[Recorded data]
-*-

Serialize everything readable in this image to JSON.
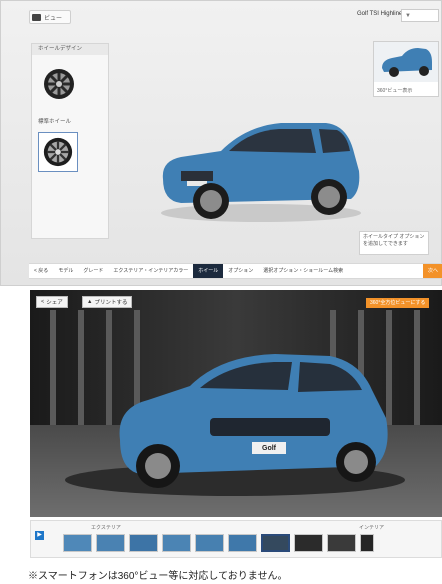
{
  "configurator": {
    "view_button_label": "ビュー",
    "model_name": "Golf TSI Highline",
    "model_select_value": "▼",
    "panel": {
      "header": "ホイールデザイン",
      "section_label": "標準ホイール"
    },
    "preview_caption": "360°ビュー表示",
    "note_text": "ホイールタイプ オプションを追加してできます",
    "steps": [
      "< 戻る",
      "モデル",
      "グレード",
      "エクステリア・インテリアカラー",
      "ホイール",
      "オプション",
      "選択オプション・ショールーム検索",
      "次へ"
    ]
  },
  "view360": {
    "share_label": "シェア",
    "print_label": "プリントする",
    "badge_text": "360°全方位ビューにする",
    "plate_text": "Golf"
  },
  "thumbnails": {
    "exterior_caption": "エクステリア",
    "interior_caption": "インテリア"
  },
  "colors": {
    "car_body": "#3f7fb4",
    "accent_orange": "#f39229",
    "step_active": "#1c2a3e"
  },
  "footnote": "※スマートフォンは360°ビュー等に対応しておりません。"
}
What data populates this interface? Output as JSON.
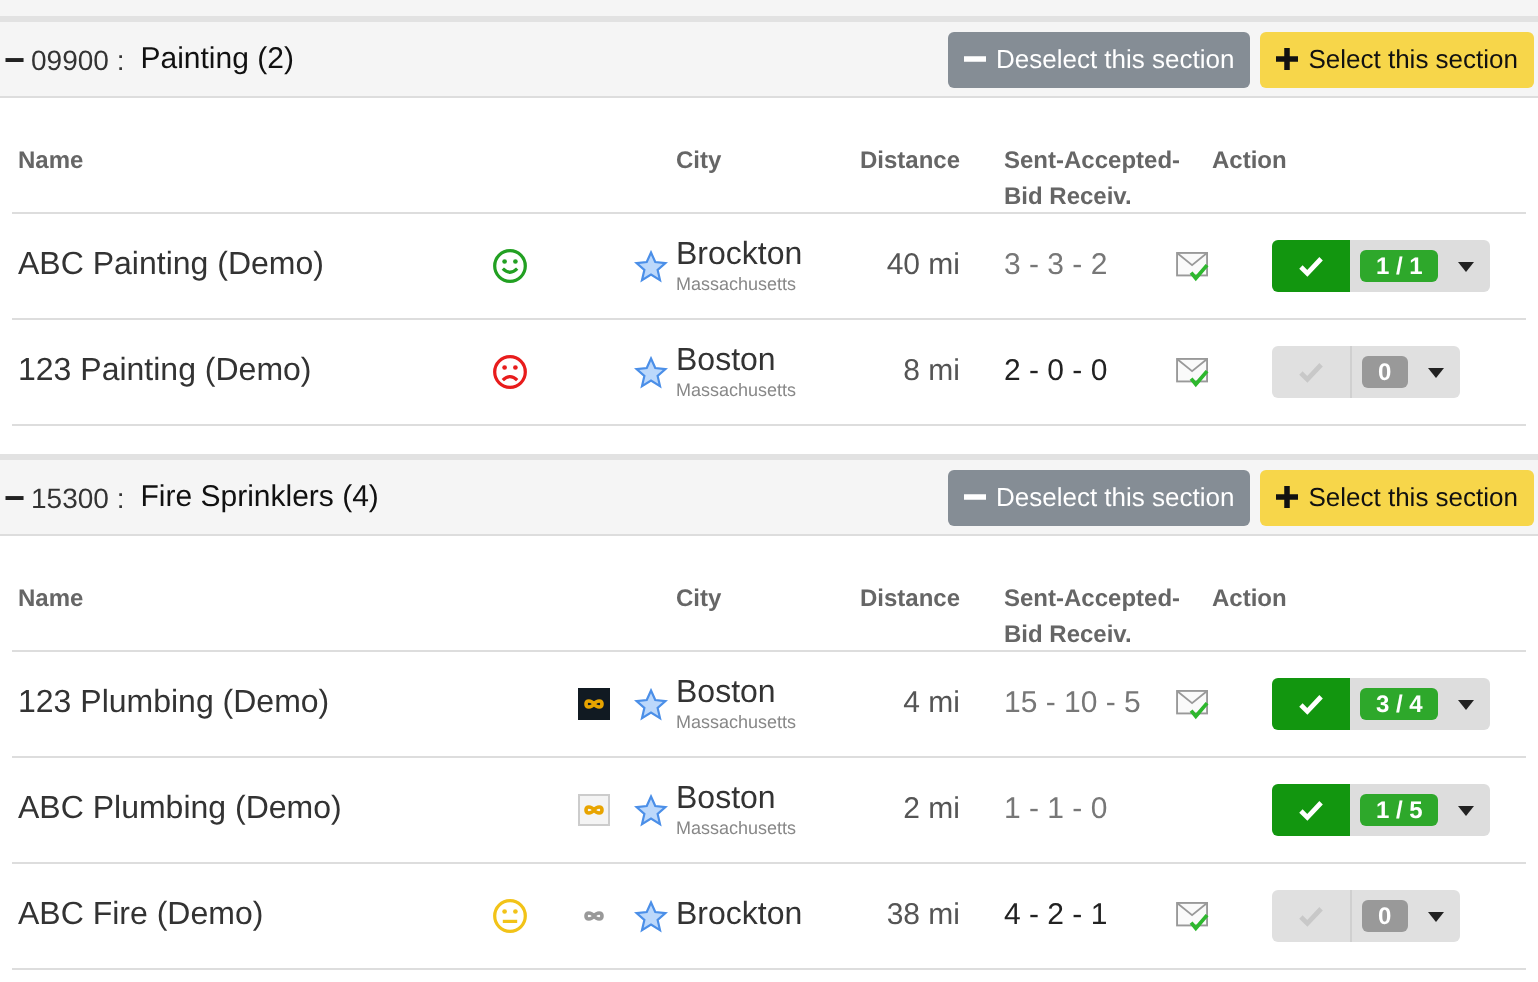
{
  "sections": [
    {
      "collapse_icon": "−",
      "code": "09900 :",
      "name": "Painting (2)",
      "deselect_button": "Deselect this section",
      "select_button": "Select this section",
      "columns": [
        "Name",
        "City",
        "Distance",
        "Sent-Accepted-Bid Receiv.",
        "Action"
      ],
      "rows": [
        {
          "name": "ABC Painting (Demo)",
          "smiley": {
            "kind": "happy"
          },
          "city": "Brockton",
          "state": "Massachusetts",
          "distance": "40 mi",
          "stats": "3 - 3 - 2",
          "stats_muted": true,
          "mail": true,
          "selected": true,
          "count": "1 / 1"
        },
        {
          "name": "123 Painting (Demo)",
          "smiley": {
            "kind": "sad"
          },
          "city": "Boston",
          "state": "Massachusetts",
          "distance": "8 mi",
          "stats": "2 - 0 - 0",
          "stats_muted": false,
          "mail": true,
          "selected": false,
          "count": "0"
        }
      ]
    },
    {
      "collapse_icon": "−",
      "code": "15300 :",
      "name": "Fire Sprinklers (4)",
      "deselect_button": "Deselect this section",
      "select_button": "Select this section",
      "columns": [
        "Name",
        "City",
        "Distance",
        "Sent-Accepted-Bid Receiv.",
        "Action"
      ],
      "rows": [
        {
          "name": "123 Plumbing (Demo)",
          "badge": {
            "kind": "dark"
          },
          "city": "Boston",
          "state": "Massachusetts",
          "distance": "4 mi",
          "stats": "15 - 10 - 5",
          "stats_muted": true,
          "mail": true,
          "selected": true,
          "count": "3 / 4"
        },
        {
          "name": "ABC Plumbing (Demo)",
          "badge": {
            "kind": "light"
          },
          "city": "Boston",
          "state": "Massachusetts",
          "distance": "2 mi",
          "stats": "1 - 1 - 0",
          "stats_muted": true,
          "mail": false,
          "selected": true,
          "count": "1 / 5"
        },
        {
          "name": "ABC Fire (Demo)",
          "smiley": {
            "kind": "neutral"
          },
          "badge": {
            "kind": "plain"
          },
          "city": "Brockton",
          "distance": "38 mi",
          "stats": "4 - 2 - 1",
          "stats_muted": false,
          "mail": true,
          "selected": false,
          "count": "0"
        }
      ]
    }
  ]
}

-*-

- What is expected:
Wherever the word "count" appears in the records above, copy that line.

- Answer section:
          "count": "1 / 1"
          "count": "0"
          "count": "3 / 4"
          "count": "1 / 5"
          "count": "0"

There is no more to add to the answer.